Go to your local nursery and look around at the plants. But, go prepared. Bring your sketches. Know the north/south/east/west orientation of the yard. Photos of the space are great too. Also, have an idea of how much sun each area receives: eight hours, six to eight hours, less than six hours, and total shade. As you hunt your way through the nursery, note which plants you like. If it is in the sun, a logical deduction is that they will live in the sun. If the plant is under a light shade cloth, the plant will need an area protected from the hot sun of the afternoon, but will likely do well with morning sun. If the nursery has the plant in a completely shaded area, you can bet that’s where it needs to live at your home. This process is called choosing plants for their preferred “microclimate.”  Each planter bed and vignette will have a microclimate varying from full sun to full shade. So, when choosing plants, first find out what you like and then work on where in your landscape it will go.

 

Get a little assistance from a garden pro in deciding where the plants you like will live best. Take your list and have a nursery professional review it and your plan. There is a certification program offered by the Arizona Nursery Association (ANA) that help the consumer know if the nursery person they are working with is a professional. The Arizona Certified Nursery Person (ACNP) program ensures that the professional knows what plants will grow in Arizona, water requirements, soils and will understand microclimates. In many cases having a person help you with plant placement is a free service. The nursery person will be able to tell you what water requirements the plant has and if the plant groupings will work together in the same area. That spiky cactus looking plant you loved may not live in the same planter bed as the other plant you had your heart set on. A nursery professional can help evaluate the technical details of your choices and ensure that the plants will be grouped in compatible microclimates and watering patterns. And, if you’re in need of extensive design assistance, the fees for a landscape designer that works from a nursery are usually pretty reasonable.

 

When you get your new plants home, there are a few planting tips to follow to ensure your landscape thrives. Dig a hole for the plants that is twice as wide and twice as deep. Some of our soil is incredibly hard, and digging a larger hold ensures the roots get a healthy start. Mix mulch with the dirt from the dig, about half and half. Sprinkle a handful of soil acidifier in the bottom of the hole, two handfuls for a 24-inch box tree. Fertilizer briquettes are my preferred fertilization method for new plantings. The roots will get a shot of fertilizer right where it’s needed. Backfill the hole with the mulch/soil mix until the depth of the hole is right to make the plant level with the topsoil. Then, water thoroughly. If the dirt settles after watering and leaves holes around the root ball, just fill them in. Now your planters are ready for a top dressing, like crushed granite or any number of bark mulches. IMPORTANT: When planting, don’t bury the stem of the plant any deeper in the soil that it already is in the container. When the stems get buried, the bark begins to rot and eventually the plant will die. Also, if bougainvilleas are in your planting scheme, be extra careful with the root ball. Bougainvilleas are very root sensitive. Cut the can off and gently place it in the hole. Most plants can be handled with average care and be fine. The nursery pots can usually be tapped off with a shovel or trowel.

 

Do-it-yourself landscaping is work, but well worth your investment. Typical savings for do-it-yourselfers is an amount equivalent to the sum of your plant purchases or slightly more. Give yourself time to complete the project, execute it in stages, arm yourself with information and resources, and  you can plant the design of your dreams.

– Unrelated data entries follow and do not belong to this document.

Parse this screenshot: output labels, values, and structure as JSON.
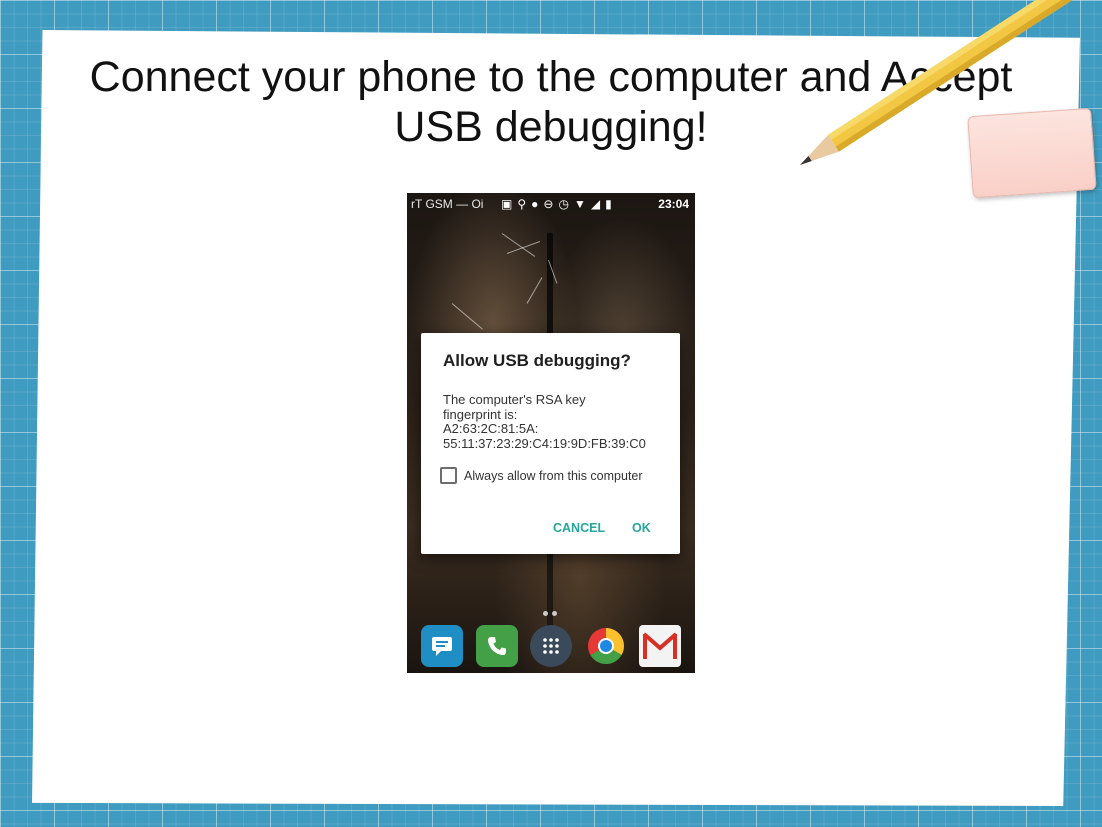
{
  "slide": {
    "title_line1": "Connect your phone to the computer and Accept",
    "title_line2": "USB debugging!"
  },
  "statusbar": {
    "carrier": "rT GSM — Oi",
    "time": "23:04",
    "icons": [
      "chat-icon",
      "search-icon",
      "android-icon",
      "do-not-disturb-icon",
      "alarm-icon",
      "wifi-icon",
      "signal-icon",
      "battery-icon"
    ]
  },
  "dialog": {
    "title": "Allow USB debugging?",
    "body_line1": "The computer's RSA key",
    "body_line2": "fingerprint is:",
    "body_line3": "A2:63:2C:81:5A:",
    "body_line4": "55:11:37:23:29:C4:19:9D:FB:39:C0",
    "checkbox_label": "Always allow from this computer",
    "checkbox_checked": false,
    "cancel_label": "CANCEL",
    "ok_label": "OK",
    "accent_color": "#26a69a"
  },
  "dock": {
    "apps": [
      "messages-icon",
      "phone-icon",
      "app-drawer-icon",
      "chrome-icon",
      "gmail-icon"
    ]
  },
  "colors": {
    "background_grid": "#3f9bbf",
    "paper": "#ffffff",
    "pencil": "#f2c744",
    "sticky_note": "#fbd9d1"
  }
}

--->

Speak Your Mind

Tell us what you're thinking...
and oh, if you want a pic to show with your comment, go get a gravatar!